The evidence underpins EIA’s concerns that multiple shipments of Myanmar teak for the company Alfred Neumann GmbH since 2013 were purchased from the businesses of corrupt Thailand-based teak kingpin Cheng Pui Chee, aka Chetta Apipatana.

The EUTR bans illegally harvested timber from being placed on the market in Europe and also requires timber operators to undertake due diligence to minimise the risks that they are supplying illegally acquired timber. Placements of Myanmar teak have previously been found in violation of the EUTR by numerous authorities in Europe.

This latest complaint formalises and expands on EIA’s February 2019 State of Corruption report, which exposed how three suppliers to Alfred Neumann described how the late Cheng Pui Chee systematically bribed senior Myanmar generals and forestry sector officials.

Cheng Pui Chee’s high-level corruption reportedly secured preferential access to harvests and impunity when systematically under-declaring teak grades to defraud the state.

EIA’s EUTR submission details how Alfred Neumann began buying from Cheng Pui Chee through his principle business partner Koh Seow Bean, based in Singapore and Malaysia.

Much of Alfred Neumann’s teak was supplied via Cheng’s and Koh’s companies, including Pacific Timber Enterprise Ltd and Northwood Ltd, in Myanmar, and Timberlux Sdn Bhd and SCK Wooden Industries Sdn Bhd, in Malaysia.

Alec Dawson, EIA Forests Campaigner, said: “EIA believes Alfred Neumann has been violating the EUTR since 2013, placing multiple shipments of Myanmar teak on the EU market which were procured from a trader involved in corruption and fraud in securing supplies.”

Inducements and kick-backs provided by Cheng reportedly included:

  • tens of millions of dollars paid into personal accounts of Myanmar’s top generals;
  • funding the private foreign education of senior military and timber sector officials’ children;
  • payment of hospital fees, accommodation and “entertainment” for senior forestry officials in Singapore;
  • purchase and gift of exotic zoo animals for Naypyidaw zoo and other lower-level bribes.
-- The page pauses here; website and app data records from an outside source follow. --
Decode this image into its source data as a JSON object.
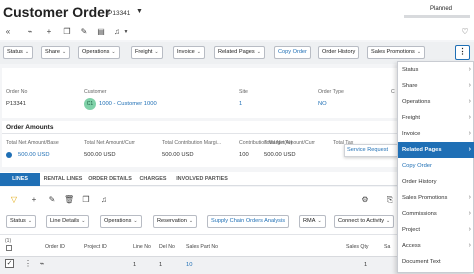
{
  "header": {
    "title": "Customer Order",
    "order_id": "P13341",
    "status": "Planned"
  },
  "toolbar": {
    "buttons": [
      "Status",
      "Share",
      "Operations",
      "Freight",
      "Invoice",
      "Related Pages",
      "Copy Order",
      "Order History",
      "Sales Promotions"
    ]
  },
  "order": {
    "order_no_label": "Order No",
    "order_no": "P13341",
    "customer_label": "Customer",
    "customer_avatar": "C1",
    "customer": "1000 - Customer 1000",
    "site_label": "Site",
    "site": "1",
    "order_type_label": "Order Type",
    "order_type": "NO",
    "extra_label": "C"
  },
  "amounts": {
    "title": "Order Amounts",
    "cols": [
      {
        "label": "Total Net Amount/Base",
        "value": "500.00 USD"
      },
      {
        "label": "Total Net Amount/Curr",
        "value": "500.00 USD"
      },
      {
        "label": "Total Contribution Margi...",
        "value": "500.00 USD"
      },
      {
        "label": "Contribution Margin(%)",
        "value": "100"
      },
      {
        "label": "Total Net Amount/Curr",
        "value": "500.00 USD"
      },
      {
        "label": "Total Tax"
      }
    ],
    "tooltip": "Service Request"
  },
  "tabs": [
    "LINES",
    "RENTAL LINES",
    "ORDER DETAILS",
    "CHARGES",
    "INVOLVED PARTIES"
  ],
  "lines_toolbar": {
    "buttons": [
      "Status",
      "Line Details",
      "Operations",
      "Reservation",
      "Supply Chain Orders Analysis",
      "RMA",
      "Connect to Activity"
    ]
  },
  "table": {
    "headers": [
      "Order ID",
      "Project ID",
      "Line No",
      "Del No",
      "Sales Part No",
      "Sales Qty",
      "Sa"
    ],
    "row": {
      "line_no": "1",
      "del_no": "1",
      "sales_part_no": "10",
      "sales_qty": "1"
    }
  },
  "context_menu": {
    "items": [
      {
        "label": "Status",
        "arrow": "›"
      },
      {
        "label": "Share",
        "arrow": "›"
      },
      {
        "label": "Operations",
        "arrow": "›"
      },
      {
        "label": "Freight",
        "arrow": "›"
      },
      {
        "label": "Invoice",
        "arrow": "›"
      },
      {
        "label": "Related Pages",
        "arrow": "›"
      },
      {
        "label": "Copy Order",
        "arrow": ""
      },
      {
        "label": "Order History",
        "arrow": ""
      },
      {
        "label": "Sales Promotions",
        "arrow": "›"
      },
      {
        "label": "Commissions",
        "arrow": "›"
      },
      {
        "label": "Project",
        "arrow": "›"
      },
      {
        "label": "Access",
        "arrow": "›"
      },
      {
        "label": "Document Text",
        "arrow": ""
      }
    ]
  },
  "colors": {
    "accent": "#1f6fb5",
    "avatar": "#7fd1a8"
  }
}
EIA’s complaint also details how another supplier in China claimed “101 per cent” of its teak is illegally logged in Myanmar and smuggled to China and that a planned shipment for Alfred Neumann would have paperwork added in Malaysia to get it into Europe despite the EUTR.

Dawson added: “Companies such as Alfred Neumann connect the world’s most corrupt teak traders with the world’s most prestigious yacht-builders and clients, contributing to the destruction of Myanmar’s teak forests.
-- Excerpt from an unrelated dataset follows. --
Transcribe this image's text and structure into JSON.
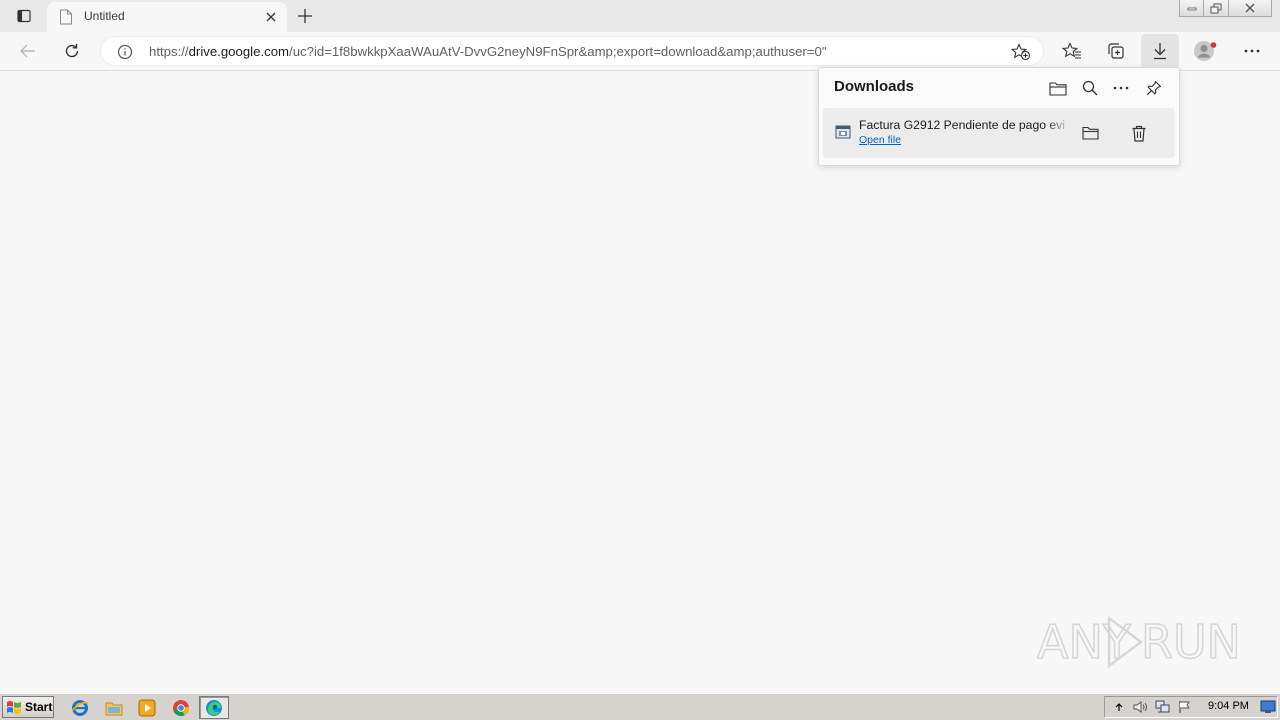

“EIA hopes to see strong enforcement in Germany and elsewhere in Europe where this corrupt teak is found to be entering the market.”


  • Alec Dawson, Forests Campaigner, via alecdawson[at]
  • Paul Newman, EIA Press & Communications Officer, via press[at] or +44 (0) 20 7354 7960


  1. The Environmental Investigation Agency (EIA) investigates and campaigns against environmental crime and abuses.
  1. The EUTR prohibits placements of illegal timber on the EU market and obliges operators to conduct due diligence to exclude illegal timber. The EUTR also provides for enforcement authorities to consider substantiated concerns submitted by third parties such as EIA.
  1. Alfred Neumann is the 18th company against which EIA has submitted EUTR complaints since 2015, most of which have received positive responses from by EU enforcement officials.
  1. Read and download State of Corruption – The top-level conspiracy behind the global trade in Myanmar’s stolen teak at